This article considers the origin of the name "Christian," as well as its varied significance for those who are Christians.
In Chapter 2 Barrs first considers how the past century witnessed a loss of biblical content to people’s views of God, truth, and moral convictions. Two views are considered: a Christian (traditional) view (morality and law are fixed and eternal) and a postmodern view (morality and law are constantly open to change). Questions for personal reflection and group discussion are at the end of the chapter.
What is a Christian? There are six common wrong ways to answer this question. There are four biblical answers to this question. This article reveals them.
A Christian is one who has come to face his personal sin. He knows the divine remedy to it. He lives the reality of repentance and faith in his life. Let the article explain.
This article advises on how one becomes a Christian.
The idea of a carnal Christian is foreign to scripture. This idea misrepresents the teaching of scripture. It denies the new covenant by speaking of two groups of Christians, fails to distinguish true saving faith, does not give assurance, and undermines the Lordship of Christ. A carnal Christian does not exist.
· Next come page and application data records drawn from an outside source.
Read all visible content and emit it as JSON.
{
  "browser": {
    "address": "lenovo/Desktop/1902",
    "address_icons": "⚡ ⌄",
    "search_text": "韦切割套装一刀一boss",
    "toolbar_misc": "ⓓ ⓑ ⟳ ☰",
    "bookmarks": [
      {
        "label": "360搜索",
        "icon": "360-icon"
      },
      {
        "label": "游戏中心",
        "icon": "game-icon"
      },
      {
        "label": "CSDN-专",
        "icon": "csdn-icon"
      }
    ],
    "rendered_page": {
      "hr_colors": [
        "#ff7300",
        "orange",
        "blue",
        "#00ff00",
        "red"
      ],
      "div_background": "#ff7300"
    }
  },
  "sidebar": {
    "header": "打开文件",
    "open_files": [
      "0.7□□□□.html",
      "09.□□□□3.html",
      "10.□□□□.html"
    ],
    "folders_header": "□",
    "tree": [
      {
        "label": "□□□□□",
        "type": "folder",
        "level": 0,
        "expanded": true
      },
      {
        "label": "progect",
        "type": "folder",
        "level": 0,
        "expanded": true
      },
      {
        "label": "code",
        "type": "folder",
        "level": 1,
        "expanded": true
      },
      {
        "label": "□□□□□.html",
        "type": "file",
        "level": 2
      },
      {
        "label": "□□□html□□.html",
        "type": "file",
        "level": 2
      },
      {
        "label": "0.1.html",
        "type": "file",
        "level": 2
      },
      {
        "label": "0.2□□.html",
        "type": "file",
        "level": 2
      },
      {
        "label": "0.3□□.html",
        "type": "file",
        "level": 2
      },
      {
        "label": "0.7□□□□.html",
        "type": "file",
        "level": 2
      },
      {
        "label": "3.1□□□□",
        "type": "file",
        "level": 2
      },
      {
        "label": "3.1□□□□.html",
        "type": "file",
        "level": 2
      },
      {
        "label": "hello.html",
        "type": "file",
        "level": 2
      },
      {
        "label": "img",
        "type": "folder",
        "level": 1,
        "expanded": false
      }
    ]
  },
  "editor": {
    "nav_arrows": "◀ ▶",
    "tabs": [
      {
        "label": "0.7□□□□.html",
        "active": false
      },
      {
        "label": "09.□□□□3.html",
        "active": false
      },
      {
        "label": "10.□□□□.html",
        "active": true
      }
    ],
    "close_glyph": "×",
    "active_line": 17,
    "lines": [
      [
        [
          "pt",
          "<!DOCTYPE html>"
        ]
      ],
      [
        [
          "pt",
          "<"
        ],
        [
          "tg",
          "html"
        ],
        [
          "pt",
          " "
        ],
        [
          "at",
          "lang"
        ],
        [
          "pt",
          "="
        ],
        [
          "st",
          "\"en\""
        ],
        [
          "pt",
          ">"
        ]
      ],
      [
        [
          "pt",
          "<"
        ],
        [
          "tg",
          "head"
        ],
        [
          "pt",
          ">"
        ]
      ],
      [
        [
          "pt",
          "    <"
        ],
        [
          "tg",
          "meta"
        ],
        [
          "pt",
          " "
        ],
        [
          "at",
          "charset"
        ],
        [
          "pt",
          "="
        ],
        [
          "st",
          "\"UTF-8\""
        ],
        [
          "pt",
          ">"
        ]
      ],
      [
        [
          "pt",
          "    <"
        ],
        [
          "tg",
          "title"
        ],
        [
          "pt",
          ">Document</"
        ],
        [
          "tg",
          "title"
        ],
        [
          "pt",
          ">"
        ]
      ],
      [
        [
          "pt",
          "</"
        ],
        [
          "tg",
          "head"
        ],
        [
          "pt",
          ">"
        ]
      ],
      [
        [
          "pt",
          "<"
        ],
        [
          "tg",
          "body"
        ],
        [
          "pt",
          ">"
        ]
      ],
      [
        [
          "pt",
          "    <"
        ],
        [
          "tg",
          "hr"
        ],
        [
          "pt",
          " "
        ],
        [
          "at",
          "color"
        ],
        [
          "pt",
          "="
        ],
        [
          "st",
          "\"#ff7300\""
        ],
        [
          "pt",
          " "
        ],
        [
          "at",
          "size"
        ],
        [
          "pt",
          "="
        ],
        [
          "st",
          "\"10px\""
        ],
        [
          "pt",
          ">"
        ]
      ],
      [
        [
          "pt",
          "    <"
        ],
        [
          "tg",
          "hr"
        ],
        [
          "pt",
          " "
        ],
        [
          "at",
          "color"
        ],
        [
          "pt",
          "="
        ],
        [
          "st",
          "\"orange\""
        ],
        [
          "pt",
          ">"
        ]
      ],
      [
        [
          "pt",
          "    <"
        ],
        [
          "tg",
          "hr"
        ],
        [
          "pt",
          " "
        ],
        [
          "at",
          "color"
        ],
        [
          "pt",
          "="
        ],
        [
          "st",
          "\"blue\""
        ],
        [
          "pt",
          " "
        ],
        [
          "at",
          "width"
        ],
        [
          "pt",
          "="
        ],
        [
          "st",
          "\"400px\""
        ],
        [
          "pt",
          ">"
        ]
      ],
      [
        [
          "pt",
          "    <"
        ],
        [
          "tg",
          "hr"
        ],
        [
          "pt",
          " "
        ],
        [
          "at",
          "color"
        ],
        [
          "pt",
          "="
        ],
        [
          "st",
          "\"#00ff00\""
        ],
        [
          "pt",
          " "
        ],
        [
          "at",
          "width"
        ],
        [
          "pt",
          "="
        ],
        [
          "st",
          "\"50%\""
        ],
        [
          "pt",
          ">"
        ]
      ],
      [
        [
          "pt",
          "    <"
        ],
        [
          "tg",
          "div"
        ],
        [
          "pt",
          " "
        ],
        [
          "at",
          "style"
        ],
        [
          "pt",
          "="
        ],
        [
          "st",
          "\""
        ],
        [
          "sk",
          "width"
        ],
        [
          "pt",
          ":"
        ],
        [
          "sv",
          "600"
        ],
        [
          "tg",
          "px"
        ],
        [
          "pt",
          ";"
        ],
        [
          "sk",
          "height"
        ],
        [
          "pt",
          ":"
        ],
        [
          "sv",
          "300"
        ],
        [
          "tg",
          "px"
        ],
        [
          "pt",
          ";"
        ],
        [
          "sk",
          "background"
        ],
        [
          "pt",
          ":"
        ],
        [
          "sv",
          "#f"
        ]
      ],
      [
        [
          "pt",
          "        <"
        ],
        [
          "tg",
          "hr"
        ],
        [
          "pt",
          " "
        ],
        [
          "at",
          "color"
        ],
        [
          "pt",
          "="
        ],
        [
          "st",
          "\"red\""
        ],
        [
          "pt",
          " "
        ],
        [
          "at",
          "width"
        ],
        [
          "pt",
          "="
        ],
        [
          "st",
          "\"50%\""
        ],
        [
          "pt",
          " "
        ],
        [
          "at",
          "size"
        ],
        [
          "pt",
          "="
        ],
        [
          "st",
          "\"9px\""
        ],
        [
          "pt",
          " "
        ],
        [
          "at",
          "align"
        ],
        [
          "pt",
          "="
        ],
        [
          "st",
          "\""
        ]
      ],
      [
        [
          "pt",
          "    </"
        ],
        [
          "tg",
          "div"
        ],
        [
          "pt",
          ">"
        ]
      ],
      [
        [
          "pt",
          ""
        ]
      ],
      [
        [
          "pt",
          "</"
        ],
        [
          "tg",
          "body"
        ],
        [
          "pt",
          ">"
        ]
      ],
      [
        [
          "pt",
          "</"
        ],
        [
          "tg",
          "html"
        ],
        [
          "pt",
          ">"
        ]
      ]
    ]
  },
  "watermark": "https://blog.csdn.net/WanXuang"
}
Looking at the epistle of John, this article identifies four indicators that provide assurance that one is a Christian: accepting God's remedy against sin, devotion to God and His glory, pursuing holiness, and being part of God's people, the church. These four things are signs that one is a Christian.